▶ **What you are asked to do**
Retype each entry. Leave nothing out.

○ ○ ○

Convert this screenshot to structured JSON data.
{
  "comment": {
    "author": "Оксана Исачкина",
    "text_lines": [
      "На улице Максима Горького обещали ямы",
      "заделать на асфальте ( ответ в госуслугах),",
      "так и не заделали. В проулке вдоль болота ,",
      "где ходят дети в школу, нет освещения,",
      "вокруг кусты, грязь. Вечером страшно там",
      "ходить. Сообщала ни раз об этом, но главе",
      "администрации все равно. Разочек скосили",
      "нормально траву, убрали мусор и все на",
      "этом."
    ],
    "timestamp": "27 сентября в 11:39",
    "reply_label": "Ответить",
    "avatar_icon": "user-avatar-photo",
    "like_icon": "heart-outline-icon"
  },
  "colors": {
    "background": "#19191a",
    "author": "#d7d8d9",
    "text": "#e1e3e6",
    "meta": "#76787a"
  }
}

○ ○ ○

▶ **Exercise solution**
Convert this screenshot to structured JSON data.
{
  "comment": {
    "author": "Оксана Исачкина",
    "text_lines": [
      "На улице Максима Горького обещали ямы",
      "заделать на асфальте ( ответ в госуслугах),",
      "так и не заделали. В проулке вдоль болота ,",
      "где ходят дети в школу, нет освещения,",
      "вокруг кусты, грязь. Вечером страшно там",
      "ходить. Сообщала ни раз об этом, но главе",
      "администрации все равно. Разочек скосили",
      "нормально траву, убрали мусор и все на",
      "этом."
    ],
    "timestamp": "27 сентября в 11:39",
    "reply_label": "Ответить",
    "avatar_icon": "user-avatar-photo",
    "like_icon": "heart-outline-icon"
  },
  "colors": {
    "background": "#19191a",
    "author": "#d7d8d9",
    "text": "#e1e3e6",
    "meta": "#76787a"
  }
}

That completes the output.